The question we have to ask, though, is whether this is worth tracking down. It certainly won’t cost you much money; these aren’t exactly burning up the Wizard back-issue charts, and looking at a prominent online back-issue retailer, the single most expensive piece was a Punisher War Zone issue going for the positively wallet-exploding two dollars and thirty cents. I might put whether or not this is the comic for you in terms of a questionnaire: 1. Have you heard of the Bechdel Test? 1a. If yes, do you care about its results? 2. Have you ever seen the movie The Expendables? 2a. If yes, was it not the most totally badass thing ever? 3. Is Batman a pussy for not breaking the Joker’s neck? 3a. If yes, what’s the deal with Robin, seriously?
Suicide Run is a comic that does nothing by half-measures, up to and including stealing plot structure. It starts with the Punisher blowing up a skyscraped in the middle of New York City, and just tries to ramp up the intensity from there. It doesn’t always succeed, and its grasps at sentimentality or nuanced character are usually pretty laughable (witness the Punisher’s conversation with a mentally challenged girl who protects him in her treehouse, a sentence I never thought I’d ever type), but if what you want is a cheap fix of guns, guns, guns, you could seriously do so much worse.

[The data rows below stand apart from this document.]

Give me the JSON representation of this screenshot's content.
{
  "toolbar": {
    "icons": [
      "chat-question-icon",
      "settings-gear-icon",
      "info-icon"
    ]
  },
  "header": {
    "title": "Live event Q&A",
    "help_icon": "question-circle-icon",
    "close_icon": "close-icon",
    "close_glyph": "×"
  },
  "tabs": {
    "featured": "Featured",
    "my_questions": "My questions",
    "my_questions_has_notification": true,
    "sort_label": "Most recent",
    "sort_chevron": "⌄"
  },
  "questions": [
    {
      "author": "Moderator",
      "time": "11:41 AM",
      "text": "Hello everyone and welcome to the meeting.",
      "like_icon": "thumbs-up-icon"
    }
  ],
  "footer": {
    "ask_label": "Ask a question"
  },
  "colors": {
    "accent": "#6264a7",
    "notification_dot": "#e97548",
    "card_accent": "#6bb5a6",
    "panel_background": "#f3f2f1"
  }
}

This is as good as the Punisher’s days as a blue-chip franchise got, love it or hate it.